Right now, there’s very little consistency across the globe in how live events are expected to return but lots of debate on what the landscape will look like. Some jurisdictions have started to set dates with limits on number of attendees, but all are adopting differing approaches.
At Lumency, we are certain that events that succeed over the near term will be smaller scale and locally oriented. And, these events will sustain a greater importance even when larger events return.
Even with quarantines and isolation measures lifting, it will be a while before life returns to ‘normal’. The world has been talking about a new normal, one that will be constantly evolving until a vaccine is found and readily available. People will return to daily routines (work, school, social gatherings, etc.), but operate and behave with a different sense of cautiousness regarding their physical health.
Instead of finding comfort in the presence of others, people may find greater comfort in being alone or only with those they know more intimately.

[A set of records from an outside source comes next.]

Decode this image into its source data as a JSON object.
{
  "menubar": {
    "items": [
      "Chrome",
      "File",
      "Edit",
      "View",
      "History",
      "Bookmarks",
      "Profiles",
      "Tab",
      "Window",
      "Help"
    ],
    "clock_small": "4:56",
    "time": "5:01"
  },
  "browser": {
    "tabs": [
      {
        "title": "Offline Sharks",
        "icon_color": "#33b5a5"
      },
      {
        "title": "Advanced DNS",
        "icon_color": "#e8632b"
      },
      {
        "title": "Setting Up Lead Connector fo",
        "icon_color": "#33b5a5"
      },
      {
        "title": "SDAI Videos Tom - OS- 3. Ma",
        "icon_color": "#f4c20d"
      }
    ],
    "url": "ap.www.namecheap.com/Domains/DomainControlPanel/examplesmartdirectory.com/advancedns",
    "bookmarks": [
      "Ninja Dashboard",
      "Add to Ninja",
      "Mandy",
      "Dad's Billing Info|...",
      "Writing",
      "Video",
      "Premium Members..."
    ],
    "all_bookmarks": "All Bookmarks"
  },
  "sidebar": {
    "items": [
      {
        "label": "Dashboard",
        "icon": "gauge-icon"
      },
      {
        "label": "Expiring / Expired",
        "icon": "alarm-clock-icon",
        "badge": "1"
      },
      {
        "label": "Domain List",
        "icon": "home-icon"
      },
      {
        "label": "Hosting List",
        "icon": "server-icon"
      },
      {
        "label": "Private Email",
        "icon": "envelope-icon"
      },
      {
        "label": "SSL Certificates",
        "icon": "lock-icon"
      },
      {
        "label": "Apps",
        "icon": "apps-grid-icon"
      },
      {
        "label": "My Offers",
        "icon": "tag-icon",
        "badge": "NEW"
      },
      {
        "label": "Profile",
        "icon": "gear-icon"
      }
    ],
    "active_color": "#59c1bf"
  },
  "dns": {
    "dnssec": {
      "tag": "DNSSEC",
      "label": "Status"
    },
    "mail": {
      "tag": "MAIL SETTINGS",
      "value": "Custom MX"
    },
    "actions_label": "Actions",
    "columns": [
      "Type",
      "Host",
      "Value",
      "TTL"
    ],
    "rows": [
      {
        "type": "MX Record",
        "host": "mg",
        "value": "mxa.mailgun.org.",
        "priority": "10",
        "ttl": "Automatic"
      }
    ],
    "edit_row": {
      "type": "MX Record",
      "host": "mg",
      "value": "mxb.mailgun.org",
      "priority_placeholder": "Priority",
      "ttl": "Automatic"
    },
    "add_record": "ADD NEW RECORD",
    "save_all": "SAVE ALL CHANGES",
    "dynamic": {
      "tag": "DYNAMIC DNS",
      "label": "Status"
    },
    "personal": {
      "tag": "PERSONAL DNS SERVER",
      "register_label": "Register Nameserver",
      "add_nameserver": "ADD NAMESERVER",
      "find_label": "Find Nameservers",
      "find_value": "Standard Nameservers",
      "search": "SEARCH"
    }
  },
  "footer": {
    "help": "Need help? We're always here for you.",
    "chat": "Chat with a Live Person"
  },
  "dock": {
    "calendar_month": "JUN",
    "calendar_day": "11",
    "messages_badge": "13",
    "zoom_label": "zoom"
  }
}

When the heights of the crisis dissipate, it is likely people will respond with some sense of relief and a search for community to alleviate their anxiety. Multiple studies have shown people who feel more connected to others have lower rates of anxiety and depression.
During times of crises, people embrace the familiar and crave a sense of community. As people reengage with their world, they will first gravitate towards what is most comfortable and accessible—extended family to neighbourhood, wider community to region then beyond.

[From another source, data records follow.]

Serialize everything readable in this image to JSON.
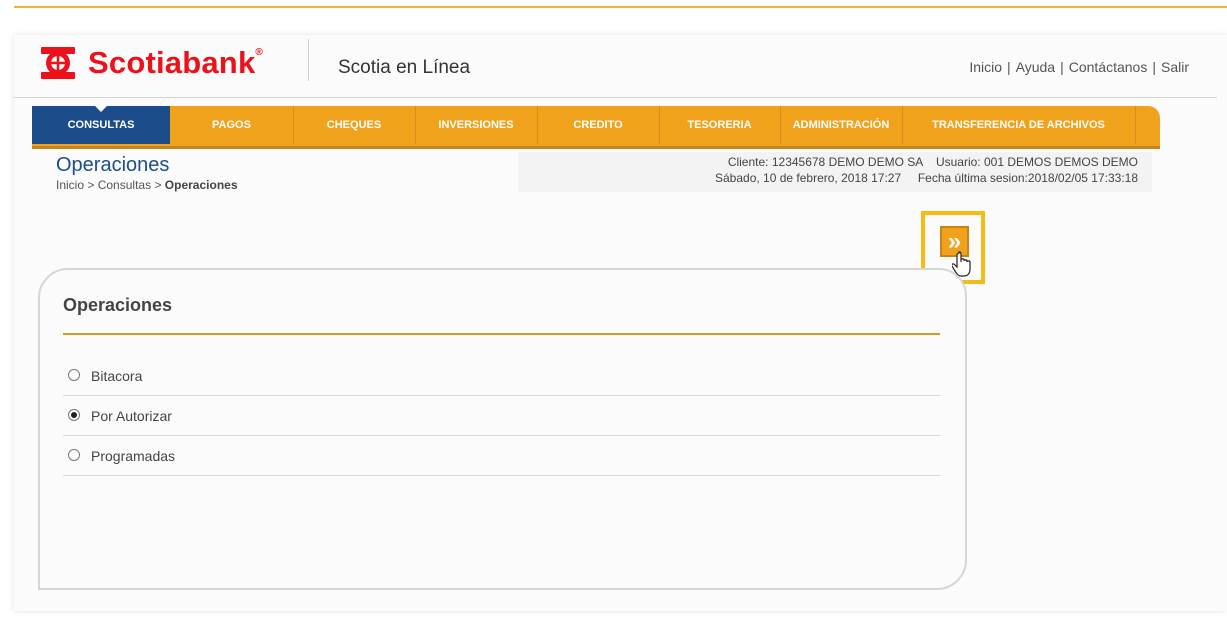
{
  "header": {
    "brand": "Scotiabank",
    "brand_mark": "®",
    "app_name": "Scotia en Línea",
    "links": [
      "Inicio",
      "Ayuda",
      "Contáctanos",
      "Salir"
    ],
    "link_separator": "|"
  },
  "nav": {
    "items": [
      {
        "label": "CONSULTAS",
        "active": true
      },
      {
        "label": "PAGOS"
      },
      {
        "label": "CHEQUES"
      },
      {
        "label": "INVERSIONES"
      },
      {
        "label": "CREDITO"
      },
      {
        "label": "TESORERIA"
      },
      {
        "label": "ADMINISTRACIÓN"
      },
      {
        "label": "TRANSFERENCIA DE ARCHIVOS"
      }
    ]
  },
  "page": {
    "title": "Operaciones",
    "breadcrumb": {
      "items": [
        "Inicio",
        "Consultas"
      ],
      "separator": ">",
      "current": "Operaciones"
    }
  },
  "session": {
    "cliente_label": "Cliente:",
    "cliente_value": "12345678 DEMO DEMO SA",
    "usuario_label": "Usuario:",
    "usuario_value": "001 DEMOS DEMOS DEMO",
    "date": "Sábado, 10 de febrero, 2018 17:27",
    "last_session_label": "Fecha última sesion:",
    "last_session_value": "2018/02/05 17:33:18"
  },
  "expand_button": {
    "icon": "double-chevron-right-icon",
    "glyph": "»"
  },
  "panel": {
    "title": "Operaciones",
    "options": [
      {
        "label": "Bitacora",
        "checked": false
      },
      {
        "label": "Por Autorizar",
        "checked": true
      },
      {
        "label": "Programadas",
        "checked": false
      }
    ]
  },
  "colors": {
    "brand_red": "#ec111a",
    "nav_orange": "#f0a21c",
    "nav_active": "#1c4d8a",
    "highlight": "#f5bc15",
    "title_blue": "#1a4d8a"
  }
}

According to recent multi-phased IMI research, many people surveyed say they feel trepidation towards returning to large-scale events even when permitted. In advance of a vaccine, we envision community-oriented, micro events being the safer access point as consumers seek social connections. Local events deliver a sense of gathering while managing travel unease.
These events will be effective tools to help redevelop local economies. Local events like fairs, street festivals, outdoor concerts, etc. facilitate the social cohesion of the community. There is renewed pride in belonging to the community and the direct contribution that participation in these events has on local revitalization.
It will be important for brands to determine organic and authentic ways to support these locally driven initiatives intended to revitalize broken economies and rally communities.
Beyond rights fees, brands can encourage employees to volunteer time, contribute product/services or promotional support. However, sponsorship at most brands is not scaled for this kind of event. Generating direct revenue or driving traditional brand health metrics from these activities should not be the immediate priority. Right now, just being the trusted brand that is part of the consumer’s journey as they reengage with the world around them is how to most appropriately support communities.
Our belief is in the spirit of partnership—brands and properties leveraging the power of their relationships to effectively support each other in achieving their goals.
Together as partners, event organizers can revitalize local communities and brands can meet people where they are in a time when everyone is trying to navigate new norms and expectations.